Four months ago, employees at many U.S. companies went home and did something incredible: They got their work done, seemingly without missing a beat. Executives were amazed at how well their workers performed remotely, even while juggling child care and the distractions of home. Twitter Inc. and Facebook Inc., among others, quickly said they would embrace remote work . . . . Read full article here at WSJ
IBM’s CEO says we should reevaluate selling the technology to law enforcement
IBM will no longer offer general purpose facial recognition or analysis software, IBM CEO Arvind Krishna said in a letter to Congress today. The company will also no longer develop or research the technology, IBM tells The Verge. Krishna addressed the letter to Sens. Cory Booker (D-NJ) and Kamala Harris (D-CA) and Reps. Karen Bass (D-CA), Hakeem Jeffries (D-NY), and Jerrold Nadler (D-NY).
“IBM firmly opposes and will not condone uses of any [facial recognition] technology, including facial recognition technology offered by other vendors, for mass surveillance, racial profiling, violations of basic human rights and freedoms, or any purpose which is not consistent with our values and Principles of Trust and Transparency,” Krishna said in the letter. “We believe now is the time to begin a national dialogue on whether and how facial recognition technology should be employed by domestic law enforcement agencies.”
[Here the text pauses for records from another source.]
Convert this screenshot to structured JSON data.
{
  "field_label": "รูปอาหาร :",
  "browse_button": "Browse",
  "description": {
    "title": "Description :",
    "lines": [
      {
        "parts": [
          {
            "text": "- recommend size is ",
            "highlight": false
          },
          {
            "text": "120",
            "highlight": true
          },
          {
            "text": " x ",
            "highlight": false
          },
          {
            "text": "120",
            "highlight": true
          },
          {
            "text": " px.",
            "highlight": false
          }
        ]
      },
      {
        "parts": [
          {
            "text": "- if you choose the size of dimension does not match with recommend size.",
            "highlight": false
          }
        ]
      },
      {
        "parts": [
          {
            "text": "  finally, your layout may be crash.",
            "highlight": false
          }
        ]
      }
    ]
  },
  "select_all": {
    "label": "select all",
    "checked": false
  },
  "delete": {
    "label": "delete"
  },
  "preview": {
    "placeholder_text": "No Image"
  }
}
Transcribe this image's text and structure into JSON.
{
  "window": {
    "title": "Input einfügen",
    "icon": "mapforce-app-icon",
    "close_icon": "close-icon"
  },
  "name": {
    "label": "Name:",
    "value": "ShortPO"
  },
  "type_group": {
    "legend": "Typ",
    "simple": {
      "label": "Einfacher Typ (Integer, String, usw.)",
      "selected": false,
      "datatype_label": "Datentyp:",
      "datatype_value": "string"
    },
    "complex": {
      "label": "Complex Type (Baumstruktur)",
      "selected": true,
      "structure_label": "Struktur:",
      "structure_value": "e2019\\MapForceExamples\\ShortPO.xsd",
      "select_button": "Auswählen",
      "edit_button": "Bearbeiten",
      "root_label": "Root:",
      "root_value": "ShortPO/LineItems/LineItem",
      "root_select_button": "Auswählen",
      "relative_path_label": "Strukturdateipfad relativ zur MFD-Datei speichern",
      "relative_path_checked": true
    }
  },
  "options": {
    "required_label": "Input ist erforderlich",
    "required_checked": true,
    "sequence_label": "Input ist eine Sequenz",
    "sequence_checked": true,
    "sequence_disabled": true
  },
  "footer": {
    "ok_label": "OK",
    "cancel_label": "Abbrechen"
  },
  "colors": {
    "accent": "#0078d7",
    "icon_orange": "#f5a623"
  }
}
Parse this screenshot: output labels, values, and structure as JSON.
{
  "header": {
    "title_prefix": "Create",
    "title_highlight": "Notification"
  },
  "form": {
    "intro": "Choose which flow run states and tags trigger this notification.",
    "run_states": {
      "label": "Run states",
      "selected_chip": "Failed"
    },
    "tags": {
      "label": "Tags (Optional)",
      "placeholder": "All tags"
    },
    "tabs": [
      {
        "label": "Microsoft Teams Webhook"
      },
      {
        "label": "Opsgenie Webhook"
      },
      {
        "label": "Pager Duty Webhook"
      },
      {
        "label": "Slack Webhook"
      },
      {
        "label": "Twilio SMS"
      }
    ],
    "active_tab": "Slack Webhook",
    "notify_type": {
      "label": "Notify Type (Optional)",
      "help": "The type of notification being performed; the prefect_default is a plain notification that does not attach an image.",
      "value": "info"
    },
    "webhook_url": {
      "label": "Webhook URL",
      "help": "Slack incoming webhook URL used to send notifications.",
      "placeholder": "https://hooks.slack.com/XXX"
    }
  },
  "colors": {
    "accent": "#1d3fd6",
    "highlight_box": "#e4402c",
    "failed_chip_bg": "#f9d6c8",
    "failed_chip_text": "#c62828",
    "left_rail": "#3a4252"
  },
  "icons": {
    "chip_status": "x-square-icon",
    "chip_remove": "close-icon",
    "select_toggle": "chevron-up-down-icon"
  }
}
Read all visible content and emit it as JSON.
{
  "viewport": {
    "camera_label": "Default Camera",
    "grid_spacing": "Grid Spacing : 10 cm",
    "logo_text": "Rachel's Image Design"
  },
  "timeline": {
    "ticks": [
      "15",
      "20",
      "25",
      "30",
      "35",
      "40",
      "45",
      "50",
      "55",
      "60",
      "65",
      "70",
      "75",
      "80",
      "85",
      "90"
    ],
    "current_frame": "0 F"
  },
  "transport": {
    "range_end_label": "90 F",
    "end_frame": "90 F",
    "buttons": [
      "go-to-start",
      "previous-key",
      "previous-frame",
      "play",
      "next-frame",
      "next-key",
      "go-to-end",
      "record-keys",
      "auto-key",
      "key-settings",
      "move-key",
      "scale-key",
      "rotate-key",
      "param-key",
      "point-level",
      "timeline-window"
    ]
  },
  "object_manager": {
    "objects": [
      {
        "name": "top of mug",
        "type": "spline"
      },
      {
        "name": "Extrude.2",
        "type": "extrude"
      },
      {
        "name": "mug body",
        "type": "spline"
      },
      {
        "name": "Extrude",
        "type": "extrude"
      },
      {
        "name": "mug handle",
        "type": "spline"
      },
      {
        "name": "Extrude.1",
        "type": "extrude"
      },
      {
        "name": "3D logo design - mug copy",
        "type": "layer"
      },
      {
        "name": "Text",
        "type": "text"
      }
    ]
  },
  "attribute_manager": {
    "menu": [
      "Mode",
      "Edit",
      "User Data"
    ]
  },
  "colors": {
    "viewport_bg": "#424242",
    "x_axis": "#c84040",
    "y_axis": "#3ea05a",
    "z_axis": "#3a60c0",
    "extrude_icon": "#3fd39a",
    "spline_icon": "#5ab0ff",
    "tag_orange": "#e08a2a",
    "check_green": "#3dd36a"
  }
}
Facial recognition software has improved greatly over the last decade thanks to advances in artificial intelligence. At the same time, the technology — because it is often provided by private companies with little regulation or federal oversight — has been shown to suffer from bias along lines of age, race, and ethnicity, which can make the tools unreliable for law enforcement and security and ripe for potential civil rights abuses. full article at The Verge